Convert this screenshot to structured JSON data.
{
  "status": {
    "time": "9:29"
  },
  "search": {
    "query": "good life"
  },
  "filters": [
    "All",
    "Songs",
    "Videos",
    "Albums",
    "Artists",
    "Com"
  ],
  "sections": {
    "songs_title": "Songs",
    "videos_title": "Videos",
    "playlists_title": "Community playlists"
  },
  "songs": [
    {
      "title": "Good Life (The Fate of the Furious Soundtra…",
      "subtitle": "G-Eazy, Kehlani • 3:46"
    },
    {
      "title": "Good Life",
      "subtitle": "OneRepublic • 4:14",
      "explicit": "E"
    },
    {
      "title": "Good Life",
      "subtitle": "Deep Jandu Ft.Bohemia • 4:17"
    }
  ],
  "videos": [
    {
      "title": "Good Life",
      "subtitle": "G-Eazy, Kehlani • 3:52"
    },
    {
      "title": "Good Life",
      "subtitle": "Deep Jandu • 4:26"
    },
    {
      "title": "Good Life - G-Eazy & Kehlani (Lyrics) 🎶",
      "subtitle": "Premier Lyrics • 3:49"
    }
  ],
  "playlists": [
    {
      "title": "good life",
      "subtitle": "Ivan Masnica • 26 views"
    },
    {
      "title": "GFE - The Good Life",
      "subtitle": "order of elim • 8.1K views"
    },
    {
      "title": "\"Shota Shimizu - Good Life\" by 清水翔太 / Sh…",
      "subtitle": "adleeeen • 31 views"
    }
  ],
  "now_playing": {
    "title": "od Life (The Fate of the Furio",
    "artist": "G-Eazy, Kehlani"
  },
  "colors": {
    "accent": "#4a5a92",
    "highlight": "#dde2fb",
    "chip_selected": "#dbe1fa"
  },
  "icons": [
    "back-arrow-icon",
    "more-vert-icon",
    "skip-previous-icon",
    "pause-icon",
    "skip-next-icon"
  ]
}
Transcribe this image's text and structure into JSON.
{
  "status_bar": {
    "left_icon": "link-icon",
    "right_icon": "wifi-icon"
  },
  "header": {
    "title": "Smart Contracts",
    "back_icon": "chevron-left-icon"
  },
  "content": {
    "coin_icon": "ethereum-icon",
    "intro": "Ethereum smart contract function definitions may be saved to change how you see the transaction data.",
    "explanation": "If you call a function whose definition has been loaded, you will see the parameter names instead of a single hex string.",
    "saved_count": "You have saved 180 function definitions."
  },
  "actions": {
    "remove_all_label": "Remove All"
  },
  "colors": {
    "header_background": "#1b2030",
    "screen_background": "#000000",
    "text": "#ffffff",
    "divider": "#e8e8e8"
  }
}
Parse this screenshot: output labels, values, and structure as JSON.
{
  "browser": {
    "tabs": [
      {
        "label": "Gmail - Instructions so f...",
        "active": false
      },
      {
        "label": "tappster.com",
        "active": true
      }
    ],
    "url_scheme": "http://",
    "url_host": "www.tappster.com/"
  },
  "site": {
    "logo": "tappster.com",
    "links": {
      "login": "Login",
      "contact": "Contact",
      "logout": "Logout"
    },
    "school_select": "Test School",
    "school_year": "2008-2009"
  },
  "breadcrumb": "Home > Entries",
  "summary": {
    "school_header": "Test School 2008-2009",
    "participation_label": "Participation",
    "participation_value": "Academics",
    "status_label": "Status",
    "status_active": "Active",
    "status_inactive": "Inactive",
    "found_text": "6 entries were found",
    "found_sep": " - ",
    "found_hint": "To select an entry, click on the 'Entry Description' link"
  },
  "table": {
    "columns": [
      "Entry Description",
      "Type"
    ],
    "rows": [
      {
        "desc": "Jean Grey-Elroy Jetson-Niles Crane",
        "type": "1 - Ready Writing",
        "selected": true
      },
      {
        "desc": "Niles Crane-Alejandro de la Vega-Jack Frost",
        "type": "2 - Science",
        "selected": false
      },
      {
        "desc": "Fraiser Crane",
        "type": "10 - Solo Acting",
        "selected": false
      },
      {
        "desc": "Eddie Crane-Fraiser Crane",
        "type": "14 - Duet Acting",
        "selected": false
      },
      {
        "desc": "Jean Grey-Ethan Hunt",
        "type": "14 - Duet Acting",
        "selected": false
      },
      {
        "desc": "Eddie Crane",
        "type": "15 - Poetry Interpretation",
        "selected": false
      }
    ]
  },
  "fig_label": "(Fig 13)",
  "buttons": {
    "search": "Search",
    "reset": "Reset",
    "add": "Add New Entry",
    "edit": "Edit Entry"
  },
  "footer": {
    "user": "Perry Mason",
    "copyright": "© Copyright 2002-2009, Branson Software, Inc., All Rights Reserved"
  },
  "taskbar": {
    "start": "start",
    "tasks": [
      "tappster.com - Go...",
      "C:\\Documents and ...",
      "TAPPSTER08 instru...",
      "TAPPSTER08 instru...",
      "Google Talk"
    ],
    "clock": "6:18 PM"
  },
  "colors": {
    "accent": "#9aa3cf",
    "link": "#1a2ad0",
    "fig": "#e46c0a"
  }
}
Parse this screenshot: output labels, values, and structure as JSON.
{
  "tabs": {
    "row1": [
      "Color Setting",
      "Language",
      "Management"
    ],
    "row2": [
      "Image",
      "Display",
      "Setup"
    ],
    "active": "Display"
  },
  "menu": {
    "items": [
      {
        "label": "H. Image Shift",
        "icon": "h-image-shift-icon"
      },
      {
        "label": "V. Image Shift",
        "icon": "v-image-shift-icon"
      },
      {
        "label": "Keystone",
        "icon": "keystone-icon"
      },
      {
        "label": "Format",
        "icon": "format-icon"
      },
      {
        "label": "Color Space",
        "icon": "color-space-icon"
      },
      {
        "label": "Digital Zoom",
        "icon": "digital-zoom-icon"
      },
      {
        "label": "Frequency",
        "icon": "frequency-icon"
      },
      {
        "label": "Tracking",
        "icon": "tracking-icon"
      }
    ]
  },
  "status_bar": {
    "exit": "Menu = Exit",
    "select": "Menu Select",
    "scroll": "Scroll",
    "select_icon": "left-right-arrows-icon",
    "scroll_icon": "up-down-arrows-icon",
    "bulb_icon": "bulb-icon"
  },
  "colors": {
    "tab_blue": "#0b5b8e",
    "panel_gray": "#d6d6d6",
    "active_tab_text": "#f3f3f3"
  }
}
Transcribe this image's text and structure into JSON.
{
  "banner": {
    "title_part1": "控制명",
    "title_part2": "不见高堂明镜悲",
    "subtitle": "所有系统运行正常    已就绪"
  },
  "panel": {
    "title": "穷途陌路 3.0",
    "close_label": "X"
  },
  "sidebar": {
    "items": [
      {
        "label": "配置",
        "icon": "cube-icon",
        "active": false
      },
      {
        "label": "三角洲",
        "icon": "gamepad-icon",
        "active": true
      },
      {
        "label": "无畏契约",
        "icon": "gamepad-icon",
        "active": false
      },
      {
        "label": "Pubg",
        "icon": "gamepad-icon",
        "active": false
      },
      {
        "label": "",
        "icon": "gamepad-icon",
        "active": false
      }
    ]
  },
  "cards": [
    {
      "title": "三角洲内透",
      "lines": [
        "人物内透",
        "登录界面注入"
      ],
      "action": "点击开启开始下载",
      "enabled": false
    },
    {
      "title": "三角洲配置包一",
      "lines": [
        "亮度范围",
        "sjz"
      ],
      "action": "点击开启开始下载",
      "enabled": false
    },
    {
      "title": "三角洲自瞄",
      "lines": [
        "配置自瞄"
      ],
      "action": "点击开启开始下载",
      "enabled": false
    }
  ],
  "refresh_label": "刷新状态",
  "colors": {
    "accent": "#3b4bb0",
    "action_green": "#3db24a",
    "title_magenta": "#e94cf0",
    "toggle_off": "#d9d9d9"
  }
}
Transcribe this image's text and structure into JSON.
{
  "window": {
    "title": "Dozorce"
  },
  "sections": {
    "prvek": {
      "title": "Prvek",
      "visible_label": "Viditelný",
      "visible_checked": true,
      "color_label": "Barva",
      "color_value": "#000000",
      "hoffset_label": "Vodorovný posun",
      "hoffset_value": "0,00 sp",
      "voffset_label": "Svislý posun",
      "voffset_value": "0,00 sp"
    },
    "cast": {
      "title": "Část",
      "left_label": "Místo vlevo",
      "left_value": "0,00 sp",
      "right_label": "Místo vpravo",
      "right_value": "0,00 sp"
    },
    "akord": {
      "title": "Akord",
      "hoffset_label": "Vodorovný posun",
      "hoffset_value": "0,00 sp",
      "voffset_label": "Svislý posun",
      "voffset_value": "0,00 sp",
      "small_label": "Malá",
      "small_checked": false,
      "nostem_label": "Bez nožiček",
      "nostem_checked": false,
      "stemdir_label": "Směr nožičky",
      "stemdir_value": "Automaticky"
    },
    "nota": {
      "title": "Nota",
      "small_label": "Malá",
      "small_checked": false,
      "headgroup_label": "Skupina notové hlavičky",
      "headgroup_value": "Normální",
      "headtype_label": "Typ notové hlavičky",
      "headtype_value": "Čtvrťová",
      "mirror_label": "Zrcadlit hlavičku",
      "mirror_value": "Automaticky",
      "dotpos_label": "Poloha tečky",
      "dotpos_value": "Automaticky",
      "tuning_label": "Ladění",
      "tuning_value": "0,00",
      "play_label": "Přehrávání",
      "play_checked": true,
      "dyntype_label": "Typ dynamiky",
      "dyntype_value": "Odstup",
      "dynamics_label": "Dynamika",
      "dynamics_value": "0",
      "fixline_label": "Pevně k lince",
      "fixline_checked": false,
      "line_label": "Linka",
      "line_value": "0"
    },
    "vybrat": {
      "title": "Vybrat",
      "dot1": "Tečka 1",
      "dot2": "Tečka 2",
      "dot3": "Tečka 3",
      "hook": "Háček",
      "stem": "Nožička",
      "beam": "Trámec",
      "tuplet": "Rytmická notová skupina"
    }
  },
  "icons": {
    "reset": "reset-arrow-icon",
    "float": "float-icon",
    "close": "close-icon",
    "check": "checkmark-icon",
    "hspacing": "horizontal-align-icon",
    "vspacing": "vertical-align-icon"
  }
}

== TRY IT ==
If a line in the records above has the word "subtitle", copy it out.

== ANSWER SECTION ==
      "subtitle": "G-Eazy, Kehlani • 3:46"
      "subtitle": "OneRepublic • 4:14",
      "subtitle": "Deep Jandu Ft.Bohemia • 4:17"
      "subtitle": "G-Eazy, Kehlani • 3:52"
      "subtitle": "Deep Jandu • 4:26"
      "subtitle": "Premier Lyrics • 3:49"
      "subtitle": "Ivan Masnica • 26 views"
      "subtitle": "order of elim • 8.1K views"
      "subtitle": "adleeeen • 31 views"
    "subtitle": "所有系统运行正常    已就绪"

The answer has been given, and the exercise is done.